(YOUR INSTRUCTIONS):
Could you set down every record below exactly as it appears?
##### SUPPLIED INFORMATION #####
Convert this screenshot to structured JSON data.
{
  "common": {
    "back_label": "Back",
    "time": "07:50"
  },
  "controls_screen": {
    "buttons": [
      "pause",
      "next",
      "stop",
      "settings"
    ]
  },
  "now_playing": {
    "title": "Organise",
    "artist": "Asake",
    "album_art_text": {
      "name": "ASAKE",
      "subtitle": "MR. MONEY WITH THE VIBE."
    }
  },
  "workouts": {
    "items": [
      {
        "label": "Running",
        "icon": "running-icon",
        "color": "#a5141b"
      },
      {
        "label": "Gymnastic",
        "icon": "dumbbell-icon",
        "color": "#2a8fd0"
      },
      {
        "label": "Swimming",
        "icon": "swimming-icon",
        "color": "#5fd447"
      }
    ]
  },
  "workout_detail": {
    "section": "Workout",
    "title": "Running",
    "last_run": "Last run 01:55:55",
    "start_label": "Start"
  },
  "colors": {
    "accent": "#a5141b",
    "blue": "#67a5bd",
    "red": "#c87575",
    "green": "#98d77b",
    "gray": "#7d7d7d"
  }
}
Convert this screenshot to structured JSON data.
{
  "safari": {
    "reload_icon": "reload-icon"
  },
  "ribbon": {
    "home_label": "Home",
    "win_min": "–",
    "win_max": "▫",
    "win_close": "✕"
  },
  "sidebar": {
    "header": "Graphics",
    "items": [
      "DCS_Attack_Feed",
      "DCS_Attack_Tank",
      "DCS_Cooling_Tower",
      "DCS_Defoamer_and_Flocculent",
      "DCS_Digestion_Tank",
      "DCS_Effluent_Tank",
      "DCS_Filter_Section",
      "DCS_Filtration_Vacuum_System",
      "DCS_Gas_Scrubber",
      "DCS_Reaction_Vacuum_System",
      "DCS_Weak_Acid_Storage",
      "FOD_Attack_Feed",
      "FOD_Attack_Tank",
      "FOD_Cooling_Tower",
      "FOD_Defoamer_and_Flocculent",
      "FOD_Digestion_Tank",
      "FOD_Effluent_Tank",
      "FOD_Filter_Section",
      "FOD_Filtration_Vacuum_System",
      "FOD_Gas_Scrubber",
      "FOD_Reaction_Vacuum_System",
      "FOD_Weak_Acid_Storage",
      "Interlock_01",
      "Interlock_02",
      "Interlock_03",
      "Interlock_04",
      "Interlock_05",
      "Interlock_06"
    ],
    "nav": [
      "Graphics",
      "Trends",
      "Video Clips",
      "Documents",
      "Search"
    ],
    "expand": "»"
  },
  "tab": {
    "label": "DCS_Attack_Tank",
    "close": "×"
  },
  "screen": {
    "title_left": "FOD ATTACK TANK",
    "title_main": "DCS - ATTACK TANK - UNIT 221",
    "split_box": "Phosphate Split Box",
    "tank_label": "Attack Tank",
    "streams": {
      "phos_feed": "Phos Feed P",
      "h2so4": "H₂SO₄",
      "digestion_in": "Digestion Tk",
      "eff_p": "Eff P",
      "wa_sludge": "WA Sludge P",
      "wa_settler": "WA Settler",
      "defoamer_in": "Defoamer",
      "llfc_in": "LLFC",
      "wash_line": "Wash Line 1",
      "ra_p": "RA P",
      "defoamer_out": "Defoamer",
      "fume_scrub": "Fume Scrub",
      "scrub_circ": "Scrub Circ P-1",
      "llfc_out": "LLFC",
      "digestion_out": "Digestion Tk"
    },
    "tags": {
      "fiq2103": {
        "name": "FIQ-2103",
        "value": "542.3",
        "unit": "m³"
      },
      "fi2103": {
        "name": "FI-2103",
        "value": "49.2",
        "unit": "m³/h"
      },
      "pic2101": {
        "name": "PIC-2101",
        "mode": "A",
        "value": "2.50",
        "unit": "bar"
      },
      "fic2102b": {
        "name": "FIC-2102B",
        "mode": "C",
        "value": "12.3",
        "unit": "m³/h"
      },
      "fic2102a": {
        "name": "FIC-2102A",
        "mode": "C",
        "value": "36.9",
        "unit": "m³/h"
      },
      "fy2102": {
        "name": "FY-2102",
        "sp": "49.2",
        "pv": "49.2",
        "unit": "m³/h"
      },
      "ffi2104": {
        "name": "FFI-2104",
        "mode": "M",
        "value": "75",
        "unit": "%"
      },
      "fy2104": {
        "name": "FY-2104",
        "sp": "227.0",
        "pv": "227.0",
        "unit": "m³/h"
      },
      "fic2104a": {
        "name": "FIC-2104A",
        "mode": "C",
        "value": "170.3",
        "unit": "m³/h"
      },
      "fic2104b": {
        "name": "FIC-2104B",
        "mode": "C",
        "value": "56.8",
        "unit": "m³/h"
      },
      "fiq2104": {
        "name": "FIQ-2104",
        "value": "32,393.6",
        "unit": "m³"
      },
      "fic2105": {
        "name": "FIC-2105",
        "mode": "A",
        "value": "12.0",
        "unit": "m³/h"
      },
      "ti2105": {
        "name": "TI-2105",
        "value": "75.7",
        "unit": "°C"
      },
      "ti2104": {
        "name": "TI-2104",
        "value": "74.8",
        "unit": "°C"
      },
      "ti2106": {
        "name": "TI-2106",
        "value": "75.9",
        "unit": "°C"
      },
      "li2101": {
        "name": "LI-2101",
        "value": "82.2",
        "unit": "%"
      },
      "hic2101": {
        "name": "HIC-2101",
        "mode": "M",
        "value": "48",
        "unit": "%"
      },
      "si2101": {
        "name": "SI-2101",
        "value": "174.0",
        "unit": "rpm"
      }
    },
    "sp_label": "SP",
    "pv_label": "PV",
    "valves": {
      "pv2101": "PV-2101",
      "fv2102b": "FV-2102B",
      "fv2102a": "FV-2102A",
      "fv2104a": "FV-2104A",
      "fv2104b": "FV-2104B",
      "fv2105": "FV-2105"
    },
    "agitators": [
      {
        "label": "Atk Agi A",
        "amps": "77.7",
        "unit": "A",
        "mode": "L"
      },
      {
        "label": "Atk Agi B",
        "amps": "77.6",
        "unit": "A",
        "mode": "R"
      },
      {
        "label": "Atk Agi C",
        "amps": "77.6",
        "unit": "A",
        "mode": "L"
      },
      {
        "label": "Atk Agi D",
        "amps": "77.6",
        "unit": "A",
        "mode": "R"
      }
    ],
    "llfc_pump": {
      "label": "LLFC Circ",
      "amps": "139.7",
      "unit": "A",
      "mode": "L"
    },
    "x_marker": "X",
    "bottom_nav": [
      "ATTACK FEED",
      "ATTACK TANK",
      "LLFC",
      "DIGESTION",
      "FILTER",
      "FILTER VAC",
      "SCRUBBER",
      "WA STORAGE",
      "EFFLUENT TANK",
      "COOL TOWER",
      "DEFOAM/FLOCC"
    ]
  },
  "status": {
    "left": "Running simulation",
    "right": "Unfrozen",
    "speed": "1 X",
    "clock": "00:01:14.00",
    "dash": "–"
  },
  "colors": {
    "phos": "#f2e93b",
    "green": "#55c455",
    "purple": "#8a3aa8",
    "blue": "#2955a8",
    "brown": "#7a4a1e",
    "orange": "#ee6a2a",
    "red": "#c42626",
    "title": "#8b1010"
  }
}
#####
(SOLUTION):
Convert this screenshot to structured JSON data.
{
  "common": {
    "back_label": "Back",
    "time": "07:50"
  },
  "controls_screen": {
    "buttons": [
      "pause",
      "next",
      "stop",
      "settings"
    ]
  },
  "now_playing": {
    "title": "Organise",
    "artist": "Asake",
    "album_art_text": {
      "name": "ASAKE",
      "subtitle": "MR. MONEY WITH THE VIBE."
    }
  },
  "workouts": {
    "items": [
      {
        "label": "Running",
        "icon": "running-icon",
        "color": "#a5141b"
      },
      {
        "label": "Gymnastic",
        "icon": "dumbbell-icon",
        "color": "#2a8fd0"
      },
      {
        "label": "Swimming",
        "icon": "swimming-icon",
        "color": "#5fd447"
      }
    ]
  },
  "workout_detail": {
    "section": "Workout",
    "title": "Running",
    "last_run": "Last run 01:55:55",
    "start_label": "Start"
  },
  "colors": {
    "accent": "#a5141b",
    "blue": "#67a5bd",
    "red": "#c87575",
    "green": "#98d77b",
    "gray": "#7d7d7d"
  }
}
Convert this screenshot to structured JSON data.
{
  "safari": {
    "reload_icon": "reload-icon"
  },
  "ribbon": {
    "home_label": "Home",
    "win_min": "–",
    "win_max": "▫",
    "win_close": "✕"
  },
  "sidebar": {
    "header": "Graphics",
    "items": [
      "DCS_Attack_Feed",
      "DCS_Attack_Tank",
      "DCS_Cooling_Tower",
      "DCS_Defoamer_and_Flocculent",
      "DCS_Digestion_Tank",
      "DCS_Effluent_Tank",
      "DCS_Filter_Section",
      "DCS_Filtration_Vacuum_System",
      "DCS_Gas_Scrubber",
      "DCS_Reaction_Vacuum_System",
      "DCS_Weak_Acid_Storage",
      "FOD_Attack_Feed",
      "FOD_Attack_Tank",
      "FOD_Cooling_Tower",
      "FOD_Defoamer_and_Flocculent",
      "FOD_Digestion_Tank",
      "FOD_Effluent_Tank",
      "FOD_Filter_Section",
      "FOD_Filtration_Vacuum_System",
      "FOD_Gas_Scrubber",
      "FOD_Reaction_Vacuum_System",
      "FOD_Weak_Acid_Storage",
      "Interlock_01",
      "Interlock_02",
      "Interlock_03",
      "Interlock_04",
      "Interlock_05",
      "Interlock_06"
    ],
    "nav": [
      "Graphics",
      "Trends",
      "Video Clips",
      "Documents",
      "Search"
    ],
    "expand": "»"
  },
  "tab": {
    "label": "DCS_Attack_Tank",
    "close": "×"
  },
  "screen": {
    "title_left": "FOD ATTACK TANK",
    "title_main": "DCS - ATTACK TANK - UNIT 221",
    "split_box": "Phosphate Split Box",
    "tank_label": "Attack Tank",
    "streams": {
      "phos_feed": "Phos Feed P",
      "h2so4": "H₂SO₄",
      "digestion_in": "Digestion Tk",
      "eff_p": "Eff P",
      "wa_sludge": "WA Sludge P",
      "wa_settler": "WA Settler",
      "defoamer_in": "Defoamer",
      "llfc_in": "LLFC",
      "wash_line": "Wash Line 1",
      "ra_p": "RA P",
      "defoamer_out": "Defoamer",
      "fume_scrub": "Fume Scrub",
      "scrub_circ": "Scrub Circ P-1",
      "llfc_out": "LLFC",
      "digestion_out": "Digestion Tk"
    },
    "tags": {
      "fiq2103": {
        "name": "FIQ-2103",
        "value": "542.3",
        "unit": "m³"
      },
      "fi2103": {
        "name": "FI-2103",
        "value": "49.2",
        "unit": "m³/h"
      },
      "pic2101": {
        "name": "PIC-2101",
        "mode": "A",
        "value": "2.50",
        "unit": "bar"
      },
      "fic2102b": {
        "name": "FIC-2102B",
        "mode": "C",
        "value": "12.3",
        "unit": "m³/h"
      },
      "fic2102a": {
        "name": "FIC-2102A",
        "mode": "C",
        "value": "36.9",
        "unit": "m³/h"
      },
      "fy2102": {
        "name": "FY-2102",
        "sp": "49.2",
        "pv": "49.2",
        "unit": "m³/h"
      },
      "ffi2104": {
        "name": "FFI-2104",
        "mode": "M",
        "value": "75",
        "unit": "%"
      },
      "fy2104": {
        "name": "FY-2104",
        "sp": "227.0",
        "pv": "227.0",
        "unit": "m³/h"
      },
      "fic2104a": {
        "name": "FIC-2104A",
        "mode": "C",
        "value": "170.3",
        "unit": "m³/h"
      },
      "fic2104b": {
        "name": "FIC-2104B",
        "mode": "C",
        "value": "56.8",
        "unit": "m³/h"
      },
      "fiq2104": {
        "name": "FIQ-2104",
        "value": "32,393.6",
        "unit": "m³"
      },
      "fic2105": {
        "name": "FIC-2105",
        "mode": "A",
        "value": "12.0",
        "unit": "m³/h"
      },
      "ti2105": {
        "name": "TI-2105",
        "value": "75.7",
        "unit": "°C"
      },
      "ti2104": {
        "name": "TI-2104",
        "value": "74.8",
        "unit": "°C"
      },
      "ti2106": {
        "name": "TI-2106",
        "value": "75.9",
        "unit": "°C"
      },
      "li2101": {
        "name": "LI-2101",
        "value": "82.2",
        "unit": "%"
      },
      "hic2101": {
        "name": "HIC-2101",
        "mode": "M",
        "value": "48",
        "unit": "%"
      },
      "si2101": {
        "name": "SI-2101",
        "value": "174.0",
        "unit": "rpm"
      }
    },
    "sp_label": "SP",
    "pv_label": "PV",
    "valves": {
      "pv2101": "PV-2101",
      "fv2102b": "FV-2102B",
      "fv2102a": "FV-2102A",
      "fv2104a": "FV-2104A",
      "fv2104b": "FV-2104B",
      "fv2105": "FV-2105"
    },
    "agitators": [
      {
        "label": "Atk Agi A",
        "amps": "77.7",
        "unit": "A",
        "mode": "L"
      },
      {
        "label": "Atk Agi B",
        "amps": "77.6",
        "unit": "A",
        "mode": "R"
      },
      {
        "label": "Atk Agi C",
        "amps": "77.6",
        "unit": "A",
        "mode": "L"
      },
      {
        "label": "Atk Agi D",
        "amps": "77.6",
        "unit": "A",
        "mode": "R"
      }
    ],
    "llfc_pump": {
      "label": "LLFC Circ",
      "amps": "139.7",
      "unit": "A",
      "mode": "L"
    },
    "x_marker": "X",
    "bottom_nav": [
      "ATTACK FEED",
      "ATTACK TANK",
      "LLFC",
      "DIGESTION",
      "FILTER",
      "FILTER VAC",
      "SCRUBBER",
      "WA STORAGE",
      "EFFLUENT TANK",
      "COOL TOWER",
      "DEFOAM/FLOCC"
    ]
  },
  "status": {
    "left": "Running simulation",
    "right": "Unfrozen",
    "speed": "1 X",
    "clock": "00:01:14.00",
    "dash": "–"
  },
  "colors": {
    "phos": "#f2e93b",
    "green": "#55c455",
    "purple": "#8a3aa8",
    "blue": "#2955a8",
    "brown": "#7a4a1e",
    "orange": "#ee6a2a",
    "red": "#c42626",
    "title": "#8b1010"
  }
}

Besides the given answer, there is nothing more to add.